Another thing you need to know about poison dart frogs is that scientists are trying to discern whether the frogs have natural immunities to the poisons they consume because they evolved with the immunities, or if they developed the immunities due to continuous consumption of ants and other alkaloid prey. Scientists speculate the frogs’ ability to digest toxic ants may have allowed the frogs to utilize ants that had been previously disregarded as food sources.
You may also need to know how poison dart frogs, known as poison arrow frogs as well, got their nicknames. Poison dart frogs are referred to as poison arrow frogs because South American tribesmen manufacture the frogs’ poisons in order to use the poisons on arrow tips and blow-gun darts.
If you would like to start a collection of dart frogs, or even get one or two, you might need to know the dart frogs’ size ranges. Well, another surprising fact regarding poison dart frogs “is” their size. Many of these brightly colored creatures are so small they range in length from one to a mere six centimeters; the species, sex and age are contributing factors to the frogs’ sizes. What’s more, many of the frogs are even smaller than a human thumbnail.
If breeding poison dart frogs you need to know that when dart frogs appear to be wrestling, they probably are wrestling not mating as many hobbyists mistake their frogs to be doing. When dart frogs mate, the oviparous females of most species lay unfertilized eggs near a forest floor, usually in moist sheltered areas. After the eggs are laid, the male fertilizes them in the nest. Afterwards, one of the adult frogs, usually the male, watches over the eggs until they hatch into little tadpoles. The watch-frog must continually shield the eggs from female frogs that would eat them because some competitive females have strong needs to promote their own DNA in the gene pool.
Female frogs of some species called “Obligate egg feeders” usually provide young tadpoles with fresh laid infertile eggs as, at least for some species, these eggs stand as the only available tadpole food source until the tads metamorphose into sub-adult froglets. In that raising obligate egg-feeding frogs in captivity may be considerably taxing as far as feeding the young, hobbyists may be interested to know several breeders have found success in feeding small fish-eggs to baby tads.

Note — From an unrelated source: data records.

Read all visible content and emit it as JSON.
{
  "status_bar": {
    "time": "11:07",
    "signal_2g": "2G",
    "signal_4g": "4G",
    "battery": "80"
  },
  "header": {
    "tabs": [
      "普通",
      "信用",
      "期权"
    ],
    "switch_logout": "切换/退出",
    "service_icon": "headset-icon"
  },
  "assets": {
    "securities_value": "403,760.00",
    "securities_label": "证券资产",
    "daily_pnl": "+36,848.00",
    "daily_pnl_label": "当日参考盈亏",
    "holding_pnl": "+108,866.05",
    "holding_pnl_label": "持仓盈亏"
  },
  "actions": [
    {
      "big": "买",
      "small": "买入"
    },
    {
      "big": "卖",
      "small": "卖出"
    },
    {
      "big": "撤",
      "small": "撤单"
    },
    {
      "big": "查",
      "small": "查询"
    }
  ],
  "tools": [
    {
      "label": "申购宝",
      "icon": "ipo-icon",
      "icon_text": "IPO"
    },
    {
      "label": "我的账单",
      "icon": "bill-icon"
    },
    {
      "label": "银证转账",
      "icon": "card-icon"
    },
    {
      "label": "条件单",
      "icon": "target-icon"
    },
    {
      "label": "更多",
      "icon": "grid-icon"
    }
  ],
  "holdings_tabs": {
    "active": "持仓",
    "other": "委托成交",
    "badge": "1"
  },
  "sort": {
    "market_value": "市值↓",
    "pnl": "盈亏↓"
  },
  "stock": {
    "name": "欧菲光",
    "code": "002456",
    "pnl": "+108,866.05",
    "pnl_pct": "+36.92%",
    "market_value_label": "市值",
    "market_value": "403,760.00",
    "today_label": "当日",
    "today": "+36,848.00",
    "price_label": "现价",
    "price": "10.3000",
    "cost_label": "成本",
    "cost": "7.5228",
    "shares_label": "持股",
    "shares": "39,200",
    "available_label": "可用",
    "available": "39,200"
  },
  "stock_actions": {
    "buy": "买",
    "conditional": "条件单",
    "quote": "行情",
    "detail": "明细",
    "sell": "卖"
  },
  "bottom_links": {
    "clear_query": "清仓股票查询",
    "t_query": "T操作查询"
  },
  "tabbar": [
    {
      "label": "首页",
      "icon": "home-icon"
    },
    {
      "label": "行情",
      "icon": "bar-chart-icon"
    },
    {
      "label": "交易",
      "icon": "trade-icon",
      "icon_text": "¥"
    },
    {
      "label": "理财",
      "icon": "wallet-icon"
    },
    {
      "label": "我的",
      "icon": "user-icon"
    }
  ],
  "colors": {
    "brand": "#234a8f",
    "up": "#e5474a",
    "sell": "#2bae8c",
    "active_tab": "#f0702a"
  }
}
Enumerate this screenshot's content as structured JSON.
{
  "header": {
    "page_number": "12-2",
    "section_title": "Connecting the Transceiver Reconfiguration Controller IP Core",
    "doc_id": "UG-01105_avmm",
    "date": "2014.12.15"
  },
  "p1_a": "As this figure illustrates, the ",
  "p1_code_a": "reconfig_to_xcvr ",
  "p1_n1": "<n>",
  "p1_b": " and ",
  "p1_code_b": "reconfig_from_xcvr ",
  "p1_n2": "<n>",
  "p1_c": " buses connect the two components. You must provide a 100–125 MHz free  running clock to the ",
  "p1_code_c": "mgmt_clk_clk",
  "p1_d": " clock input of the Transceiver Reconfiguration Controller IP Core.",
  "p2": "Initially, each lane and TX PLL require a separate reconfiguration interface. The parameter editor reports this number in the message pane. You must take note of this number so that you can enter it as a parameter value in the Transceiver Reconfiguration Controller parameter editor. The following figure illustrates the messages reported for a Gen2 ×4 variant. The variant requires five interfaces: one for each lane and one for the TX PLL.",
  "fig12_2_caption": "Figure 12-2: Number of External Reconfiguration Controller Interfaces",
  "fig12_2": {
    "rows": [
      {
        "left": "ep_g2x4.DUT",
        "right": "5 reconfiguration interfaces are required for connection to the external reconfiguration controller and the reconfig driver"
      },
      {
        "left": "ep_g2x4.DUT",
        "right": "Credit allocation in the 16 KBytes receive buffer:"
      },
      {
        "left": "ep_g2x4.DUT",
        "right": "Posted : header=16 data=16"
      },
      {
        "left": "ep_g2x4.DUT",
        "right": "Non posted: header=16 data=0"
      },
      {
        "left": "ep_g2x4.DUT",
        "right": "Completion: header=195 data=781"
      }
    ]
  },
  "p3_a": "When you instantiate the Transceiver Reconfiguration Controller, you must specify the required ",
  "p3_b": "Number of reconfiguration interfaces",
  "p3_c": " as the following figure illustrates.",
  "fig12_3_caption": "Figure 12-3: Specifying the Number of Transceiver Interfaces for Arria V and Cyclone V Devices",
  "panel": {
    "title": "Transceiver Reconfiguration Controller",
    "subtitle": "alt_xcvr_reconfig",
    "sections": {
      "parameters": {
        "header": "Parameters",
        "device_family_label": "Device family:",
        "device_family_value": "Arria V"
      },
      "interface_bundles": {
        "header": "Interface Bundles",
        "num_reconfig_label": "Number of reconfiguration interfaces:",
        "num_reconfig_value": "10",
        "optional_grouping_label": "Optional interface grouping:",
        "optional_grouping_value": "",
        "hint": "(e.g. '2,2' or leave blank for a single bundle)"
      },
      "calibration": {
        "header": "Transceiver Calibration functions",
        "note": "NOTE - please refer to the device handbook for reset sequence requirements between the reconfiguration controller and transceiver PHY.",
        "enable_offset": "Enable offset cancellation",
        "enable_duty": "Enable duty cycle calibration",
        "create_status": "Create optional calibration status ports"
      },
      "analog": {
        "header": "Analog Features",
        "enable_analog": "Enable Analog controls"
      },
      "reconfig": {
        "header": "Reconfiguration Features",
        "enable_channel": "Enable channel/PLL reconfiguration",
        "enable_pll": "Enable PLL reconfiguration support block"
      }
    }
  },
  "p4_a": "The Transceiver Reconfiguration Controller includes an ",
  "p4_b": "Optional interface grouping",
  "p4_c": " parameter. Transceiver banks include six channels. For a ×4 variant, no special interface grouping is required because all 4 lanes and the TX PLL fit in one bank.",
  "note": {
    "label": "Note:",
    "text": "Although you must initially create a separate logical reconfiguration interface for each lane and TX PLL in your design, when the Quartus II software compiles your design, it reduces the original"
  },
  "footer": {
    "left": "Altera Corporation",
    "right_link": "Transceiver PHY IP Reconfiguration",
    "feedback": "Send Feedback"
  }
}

Captive poison dart frog life spans range from five to twelve or more years. Not much is known regarding wild frog life spans. Most species of these frogs mature around one and a half to two and a half years of age.
You may need to know how to tell if dart frogs are male or female: Gender identification of poison dart frogs can be determined through behavior analysis. After eating, or after heavy water misting, mature males sound off mating calls. The noise they produce may be likened to a succession of high-pitched “clicks”.
The gender of juvenile frogs may sometimes be discerned by the frog’s profile. Male backs normally have a deeper slope with less of a break than their female counterparts that are usually rounder than males; and females’ backs have bigger breaks.
Frogs’ toes can also serve as an alternate method to identify frog gender. Some females have narrower toes than males, and some mature males have small grey areas on their necks where they produce their mating calls.
A few notable poison dart frogs are:
Dendrobates Tinctorius—are beautiful dart frogs native to tropical rain forests of the Guianas.
Dendrobates Azureus also called “Blue Poison Dart Frog” is native to southern Surinam near its Brazilian border in South America.
Dendrobates Pumilio also called “Strawberry Dart Frog” is native to the tropical rain forests of Panama, Nicaragua, and Costa Rica.
All right… There… You have it in a nutshell. Or at least, you have “almost” everything you need to know about the poison dart frog there’s actually so much to learn about these fabulous frogs that the flux of information cannot fit it in one little article.